Read the records below. Copy each line where the string "committed" occurs.

[Data records]

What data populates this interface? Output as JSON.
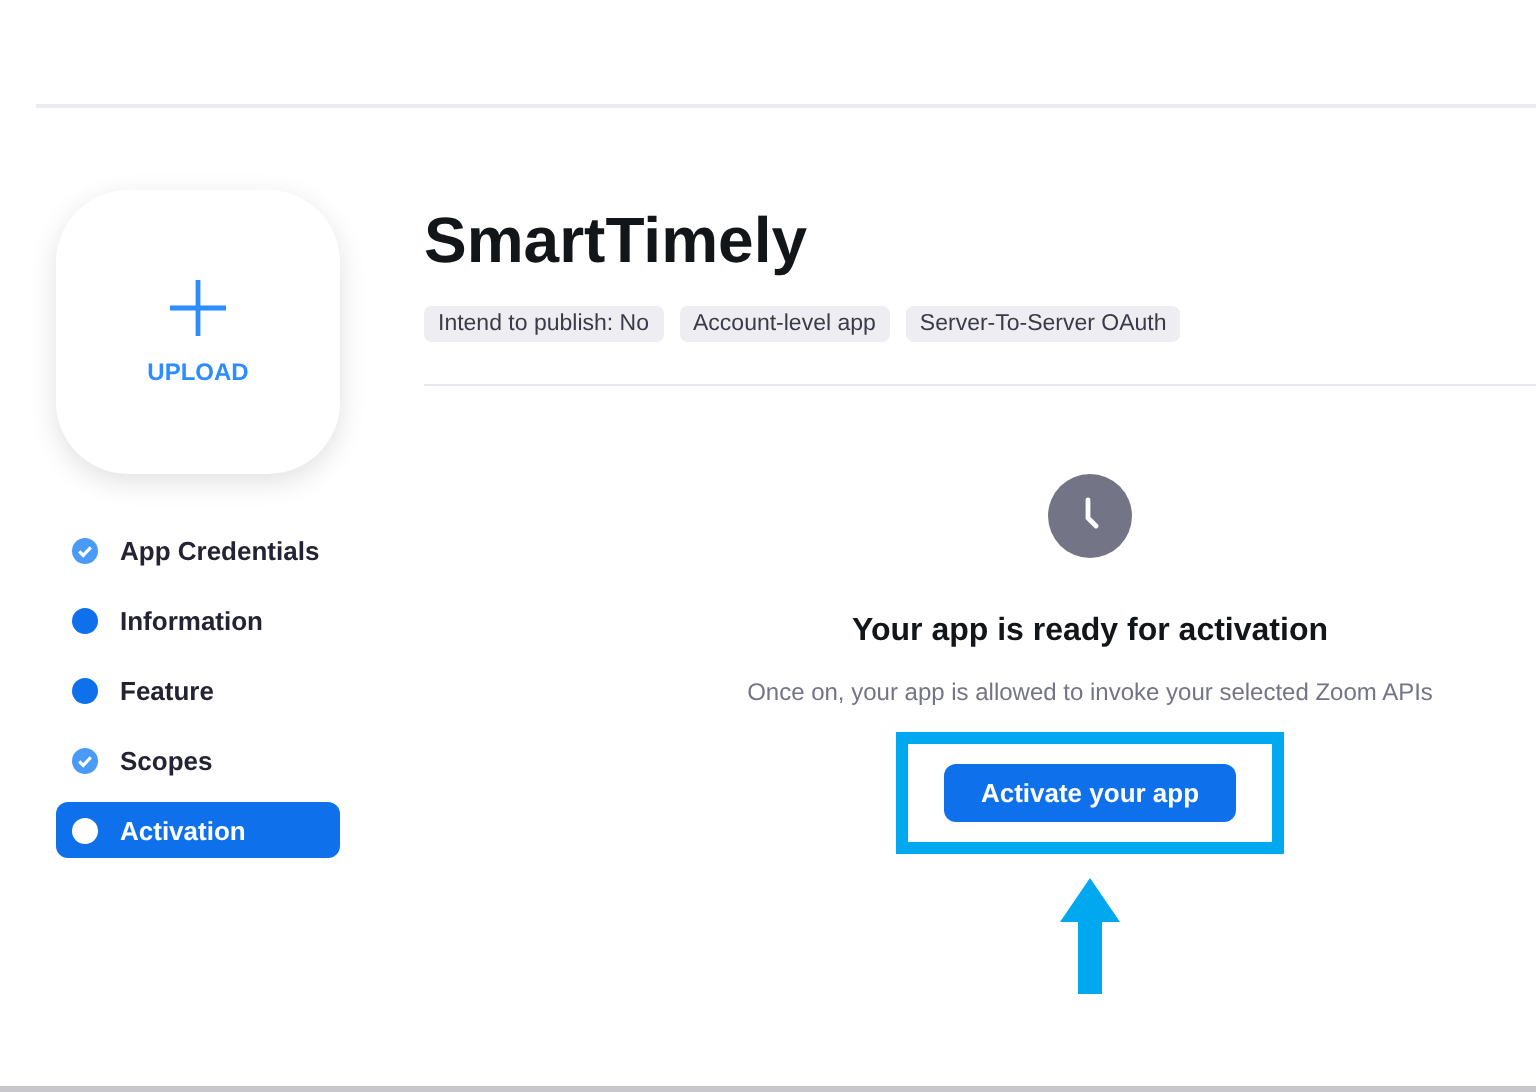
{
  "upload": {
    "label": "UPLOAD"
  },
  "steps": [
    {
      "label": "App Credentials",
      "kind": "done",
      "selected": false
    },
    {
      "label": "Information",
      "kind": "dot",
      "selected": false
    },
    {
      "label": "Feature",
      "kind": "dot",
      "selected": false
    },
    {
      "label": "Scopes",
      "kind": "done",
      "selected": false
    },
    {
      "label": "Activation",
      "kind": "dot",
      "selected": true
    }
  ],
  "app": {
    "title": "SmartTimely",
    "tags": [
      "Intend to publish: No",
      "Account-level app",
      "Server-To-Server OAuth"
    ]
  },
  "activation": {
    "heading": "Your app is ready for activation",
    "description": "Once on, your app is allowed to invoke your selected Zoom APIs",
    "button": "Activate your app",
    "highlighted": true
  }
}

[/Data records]
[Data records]

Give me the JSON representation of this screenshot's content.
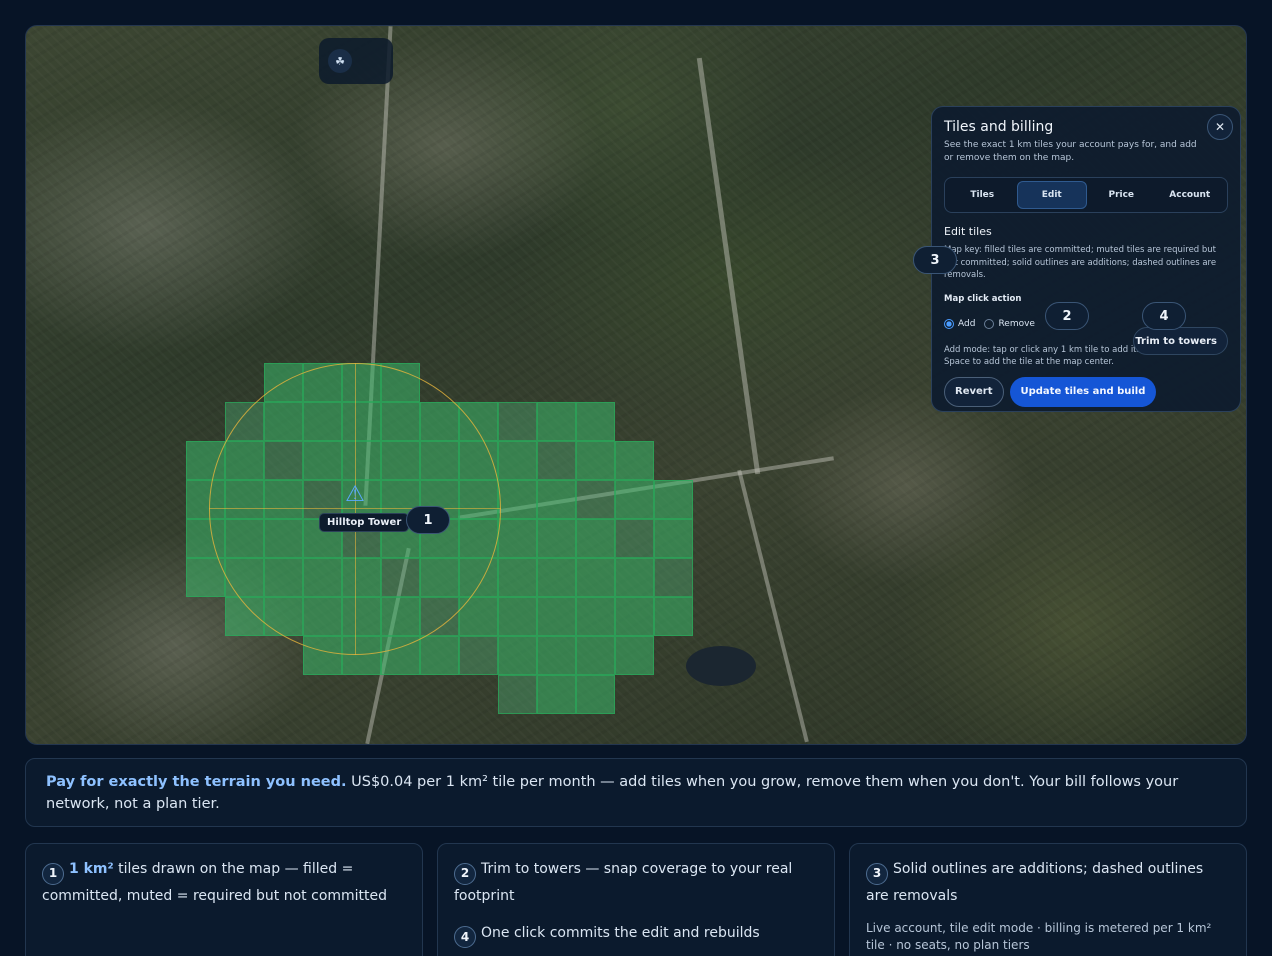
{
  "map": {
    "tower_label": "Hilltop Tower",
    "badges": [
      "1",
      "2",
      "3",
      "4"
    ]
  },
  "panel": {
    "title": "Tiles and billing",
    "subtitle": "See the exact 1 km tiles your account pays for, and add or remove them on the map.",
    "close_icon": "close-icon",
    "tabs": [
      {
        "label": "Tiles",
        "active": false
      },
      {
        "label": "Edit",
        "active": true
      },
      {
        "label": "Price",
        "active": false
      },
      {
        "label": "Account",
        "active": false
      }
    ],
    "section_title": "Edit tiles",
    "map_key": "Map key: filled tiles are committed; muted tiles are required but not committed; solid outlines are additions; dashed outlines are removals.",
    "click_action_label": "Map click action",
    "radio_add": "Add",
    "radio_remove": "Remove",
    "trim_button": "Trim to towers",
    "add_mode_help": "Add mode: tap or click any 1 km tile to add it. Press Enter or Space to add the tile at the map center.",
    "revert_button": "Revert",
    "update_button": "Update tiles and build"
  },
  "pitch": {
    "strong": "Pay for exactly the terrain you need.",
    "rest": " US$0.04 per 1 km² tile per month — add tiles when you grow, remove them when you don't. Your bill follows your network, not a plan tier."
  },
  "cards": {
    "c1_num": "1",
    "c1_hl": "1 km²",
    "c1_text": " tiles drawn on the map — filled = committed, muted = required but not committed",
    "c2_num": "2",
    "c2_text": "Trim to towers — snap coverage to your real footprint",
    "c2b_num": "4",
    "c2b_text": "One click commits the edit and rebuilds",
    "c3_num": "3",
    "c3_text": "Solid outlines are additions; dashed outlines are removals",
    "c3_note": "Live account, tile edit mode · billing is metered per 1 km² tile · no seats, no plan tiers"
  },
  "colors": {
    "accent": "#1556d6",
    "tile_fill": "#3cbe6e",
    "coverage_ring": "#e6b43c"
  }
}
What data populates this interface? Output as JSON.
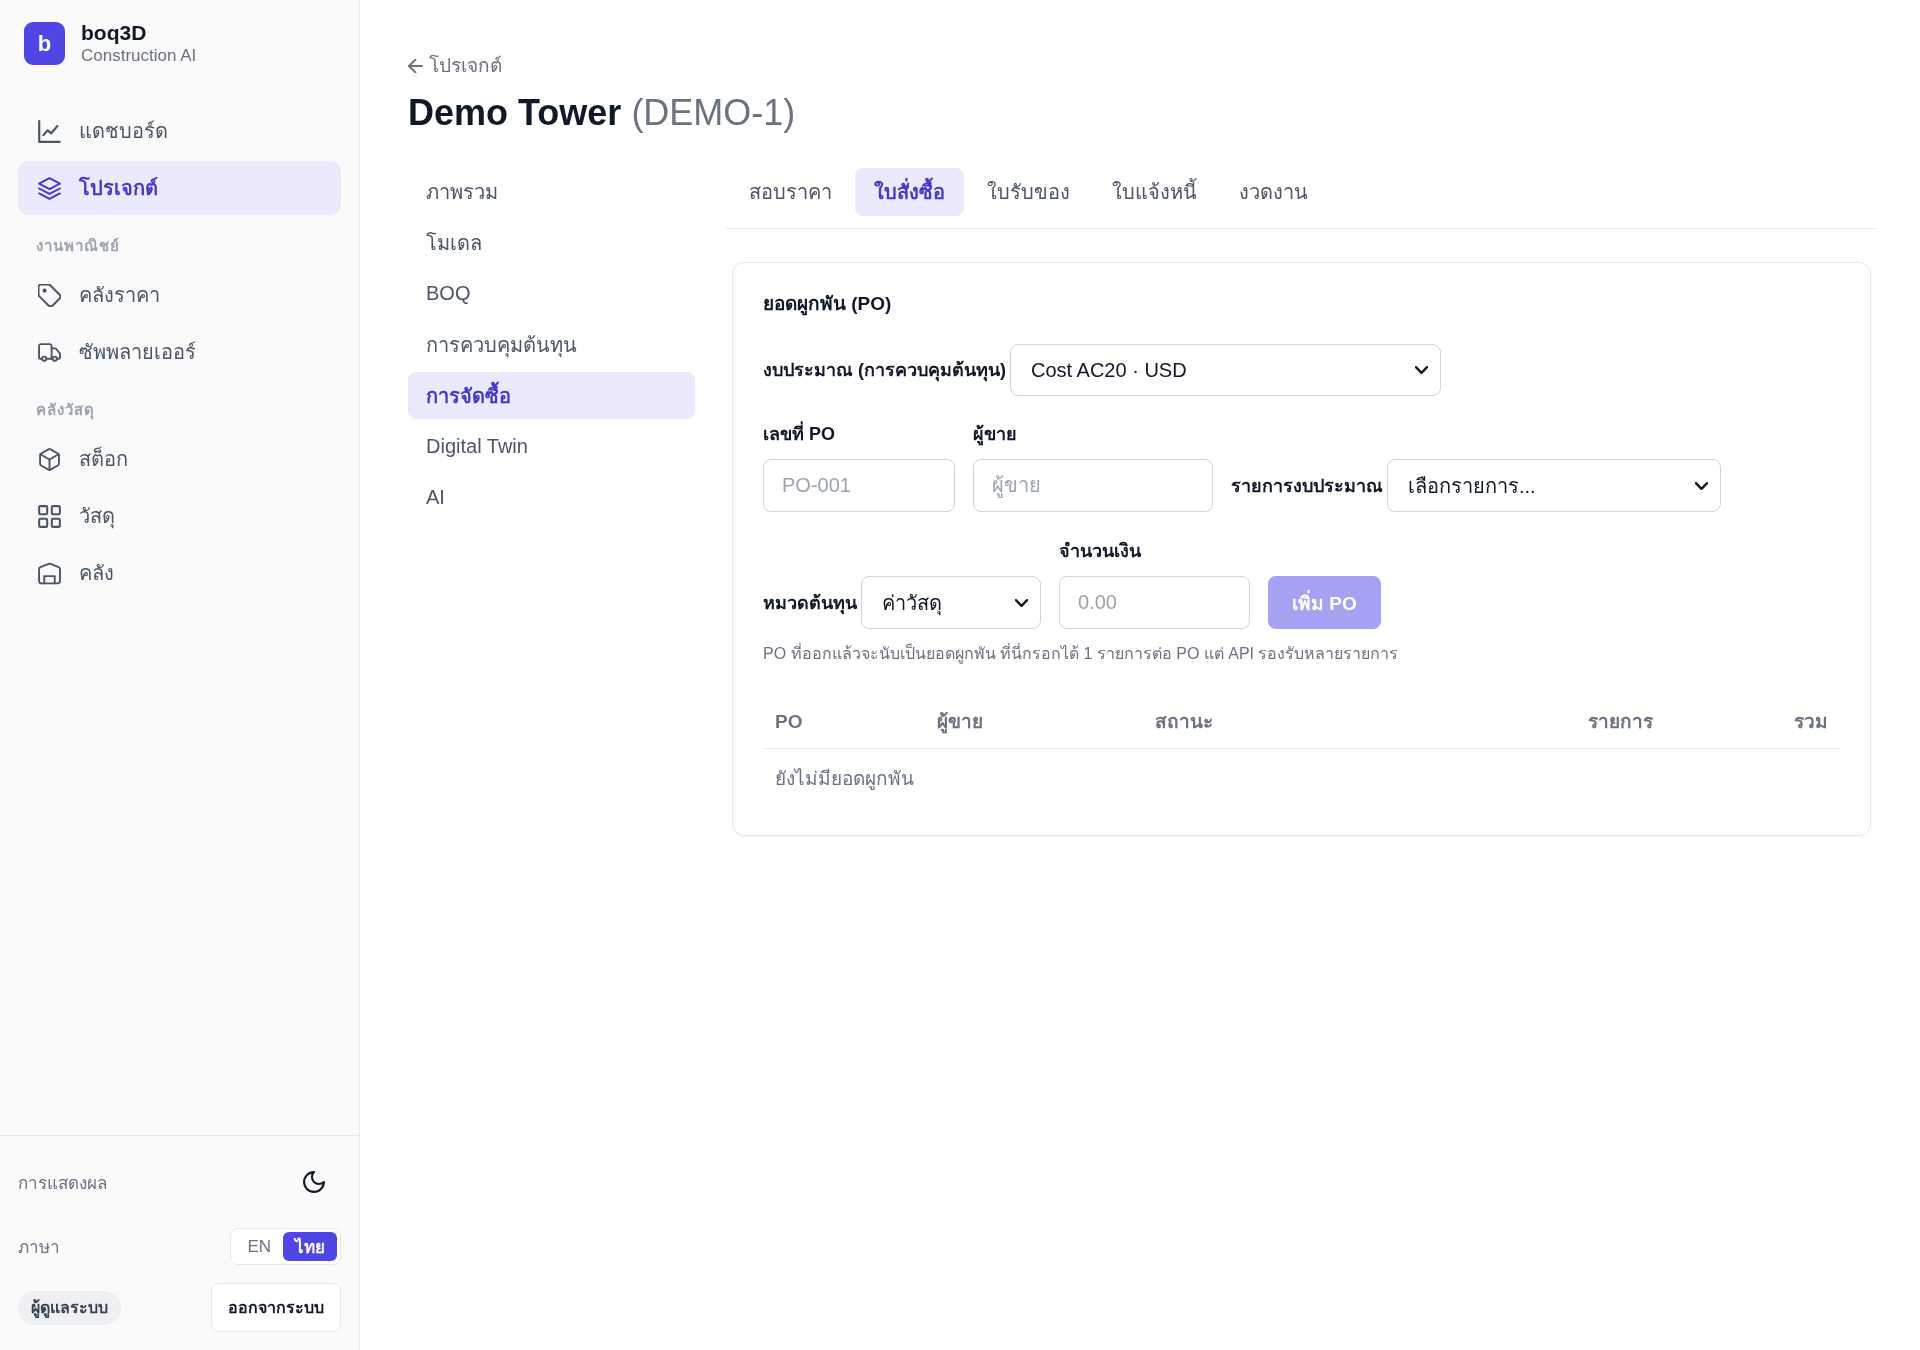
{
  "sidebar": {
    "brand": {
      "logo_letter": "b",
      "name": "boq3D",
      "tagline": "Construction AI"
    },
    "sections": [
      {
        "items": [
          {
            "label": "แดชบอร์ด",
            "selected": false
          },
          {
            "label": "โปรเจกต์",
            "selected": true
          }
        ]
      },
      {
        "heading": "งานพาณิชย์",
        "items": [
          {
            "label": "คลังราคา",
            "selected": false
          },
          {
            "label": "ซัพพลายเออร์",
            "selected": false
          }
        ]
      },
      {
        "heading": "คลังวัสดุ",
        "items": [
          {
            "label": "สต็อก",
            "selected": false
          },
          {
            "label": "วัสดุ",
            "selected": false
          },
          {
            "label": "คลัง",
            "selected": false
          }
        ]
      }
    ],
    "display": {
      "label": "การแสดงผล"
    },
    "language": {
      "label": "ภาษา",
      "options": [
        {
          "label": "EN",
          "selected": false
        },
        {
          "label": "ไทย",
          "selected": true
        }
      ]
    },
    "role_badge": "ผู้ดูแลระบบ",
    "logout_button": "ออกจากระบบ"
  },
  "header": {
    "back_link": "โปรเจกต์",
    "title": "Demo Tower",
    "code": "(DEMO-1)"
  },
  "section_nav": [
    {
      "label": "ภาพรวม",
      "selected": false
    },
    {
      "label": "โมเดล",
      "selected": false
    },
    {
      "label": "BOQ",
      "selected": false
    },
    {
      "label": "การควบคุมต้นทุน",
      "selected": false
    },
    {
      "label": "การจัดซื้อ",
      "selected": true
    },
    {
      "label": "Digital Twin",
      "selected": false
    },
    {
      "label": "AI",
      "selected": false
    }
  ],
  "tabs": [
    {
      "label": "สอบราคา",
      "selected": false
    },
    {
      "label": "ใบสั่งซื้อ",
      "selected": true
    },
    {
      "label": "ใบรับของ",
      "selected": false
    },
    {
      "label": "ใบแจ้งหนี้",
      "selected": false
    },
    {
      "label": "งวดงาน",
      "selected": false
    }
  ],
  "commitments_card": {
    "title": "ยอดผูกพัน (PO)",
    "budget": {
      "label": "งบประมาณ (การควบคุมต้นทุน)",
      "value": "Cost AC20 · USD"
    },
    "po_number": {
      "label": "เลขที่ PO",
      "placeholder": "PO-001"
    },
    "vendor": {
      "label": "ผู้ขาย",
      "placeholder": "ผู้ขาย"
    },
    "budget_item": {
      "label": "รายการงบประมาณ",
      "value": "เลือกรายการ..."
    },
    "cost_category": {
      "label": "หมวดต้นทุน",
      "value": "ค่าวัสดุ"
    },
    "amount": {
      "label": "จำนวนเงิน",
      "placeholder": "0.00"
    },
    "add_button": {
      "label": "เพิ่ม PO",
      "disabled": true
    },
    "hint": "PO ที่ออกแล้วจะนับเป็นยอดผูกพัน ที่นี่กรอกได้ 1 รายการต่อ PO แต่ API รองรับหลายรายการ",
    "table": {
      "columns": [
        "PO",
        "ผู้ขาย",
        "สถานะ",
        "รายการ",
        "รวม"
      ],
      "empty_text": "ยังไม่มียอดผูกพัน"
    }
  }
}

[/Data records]
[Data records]

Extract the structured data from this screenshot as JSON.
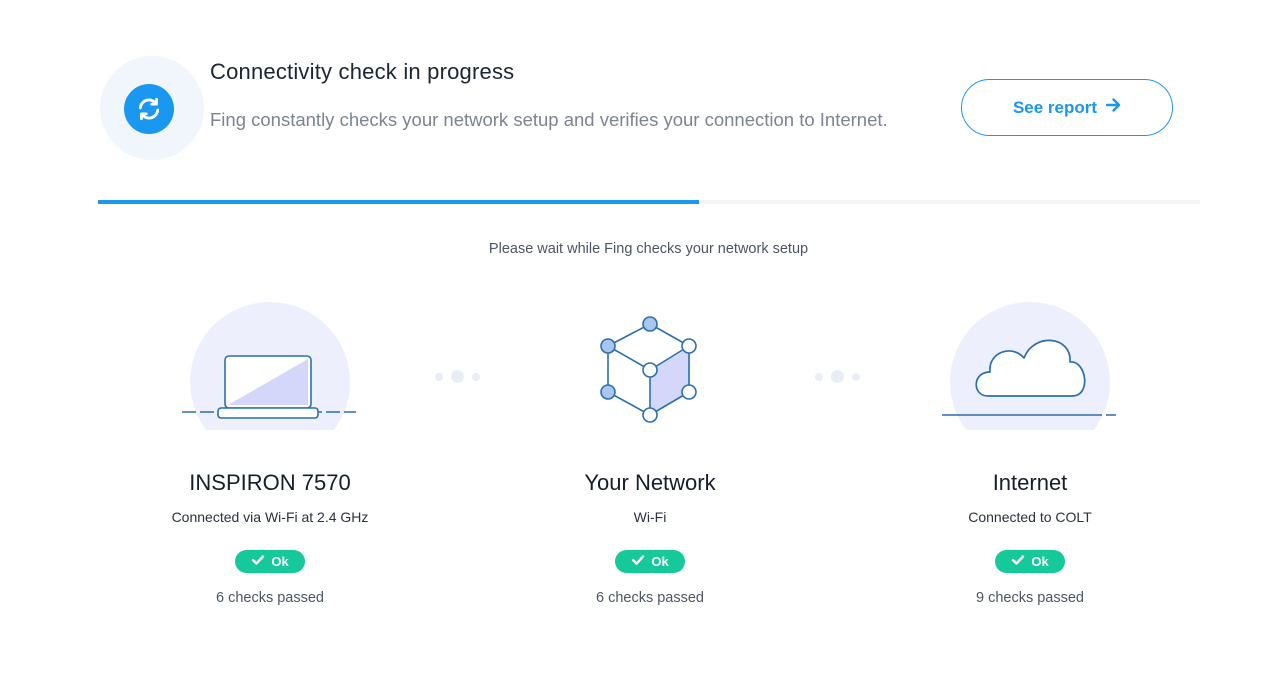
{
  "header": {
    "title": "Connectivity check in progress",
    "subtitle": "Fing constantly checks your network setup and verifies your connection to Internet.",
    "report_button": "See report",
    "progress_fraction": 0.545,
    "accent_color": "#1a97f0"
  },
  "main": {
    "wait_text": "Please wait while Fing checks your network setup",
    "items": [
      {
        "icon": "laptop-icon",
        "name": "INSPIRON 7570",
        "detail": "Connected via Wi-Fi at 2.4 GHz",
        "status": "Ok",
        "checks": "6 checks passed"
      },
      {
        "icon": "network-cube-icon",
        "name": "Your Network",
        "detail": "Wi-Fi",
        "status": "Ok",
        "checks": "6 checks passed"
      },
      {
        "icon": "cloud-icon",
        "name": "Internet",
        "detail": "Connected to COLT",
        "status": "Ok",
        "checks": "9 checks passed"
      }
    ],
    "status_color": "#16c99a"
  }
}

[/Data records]

• Result
    "map_key": "Map key: filled tiles are committed; muted tiles are required but not committed; solid outlines are additions; dashed outlines are removals.",
    "c1_text": " tiles drawn on the map — filled = committed, muted = required but not committed",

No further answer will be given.